# Given data
────────────────

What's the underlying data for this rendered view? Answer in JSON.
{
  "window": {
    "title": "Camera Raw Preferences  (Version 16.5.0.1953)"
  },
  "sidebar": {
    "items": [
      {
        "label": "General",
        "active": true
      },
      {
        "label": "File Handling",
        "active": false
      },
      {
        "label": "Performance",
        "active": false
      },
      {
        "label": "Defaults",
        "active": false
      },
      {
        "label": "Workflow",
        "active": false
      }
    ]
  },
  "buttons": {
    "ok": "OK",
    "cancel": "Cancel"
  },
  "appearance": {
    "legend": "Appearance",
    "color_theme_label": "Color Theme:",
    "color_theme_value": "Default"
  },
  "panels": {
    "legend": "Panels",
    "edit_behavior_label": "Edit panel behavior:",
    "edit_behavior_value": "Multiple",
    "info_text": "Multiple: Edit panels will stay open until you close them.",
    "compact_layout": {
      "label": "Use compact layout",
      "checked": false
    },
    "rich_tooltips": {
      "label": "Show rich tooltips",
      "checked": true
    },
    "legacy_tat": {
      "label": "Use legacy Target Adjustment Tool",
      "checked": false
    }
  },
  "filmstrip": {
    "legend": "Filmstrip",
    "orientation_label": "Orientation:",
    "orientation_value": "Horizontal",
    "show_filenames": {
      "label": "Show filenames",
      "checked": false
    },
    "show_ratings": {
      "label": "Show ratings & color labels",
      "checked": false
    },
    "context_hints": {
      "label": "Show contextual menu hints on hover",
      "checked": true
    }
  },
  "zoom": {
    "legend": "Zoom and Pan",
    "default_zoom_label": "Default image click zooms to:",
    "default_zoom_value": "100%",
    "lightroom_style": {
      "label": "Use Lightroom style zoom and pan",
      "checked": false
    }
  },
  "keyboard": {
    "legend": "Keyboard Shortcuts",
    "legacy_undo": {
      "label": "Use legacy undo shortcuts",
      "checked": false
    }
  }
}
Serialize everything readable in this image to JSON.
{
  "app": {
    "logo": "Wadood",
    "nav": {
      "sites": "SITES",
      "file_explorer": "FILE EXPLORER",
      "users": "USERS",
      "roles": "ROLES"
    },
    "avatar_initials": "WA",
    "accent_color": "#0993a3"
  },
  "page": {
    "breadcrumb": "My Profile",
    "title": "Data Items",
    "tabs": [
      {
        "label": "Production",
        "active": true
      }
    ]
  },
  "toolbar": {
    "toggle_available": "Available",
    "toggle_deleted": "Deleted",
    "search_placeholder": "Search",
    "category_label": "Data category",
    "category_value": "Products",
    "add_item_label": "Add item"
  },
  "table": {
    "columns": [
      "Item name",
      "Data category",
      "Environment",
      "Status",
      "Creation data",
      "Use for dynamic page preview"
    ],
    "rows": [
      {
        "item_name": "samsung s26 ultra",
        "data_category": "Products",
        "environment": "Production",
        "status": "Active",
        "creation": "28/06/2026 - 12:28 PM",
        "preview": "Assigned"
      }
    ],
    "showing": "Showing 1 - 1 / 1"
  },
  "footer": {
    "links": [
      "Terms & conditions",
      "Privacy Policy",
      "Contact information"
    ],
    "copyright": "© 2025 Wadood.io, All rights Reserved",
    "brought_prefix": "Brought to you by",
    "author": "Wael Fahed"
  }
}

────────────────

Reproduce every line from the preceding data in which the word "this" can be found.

# Exercise result
What's the underlying data for this rendered view? Answer in JSON.
Serialize everything readable in this image to JSON.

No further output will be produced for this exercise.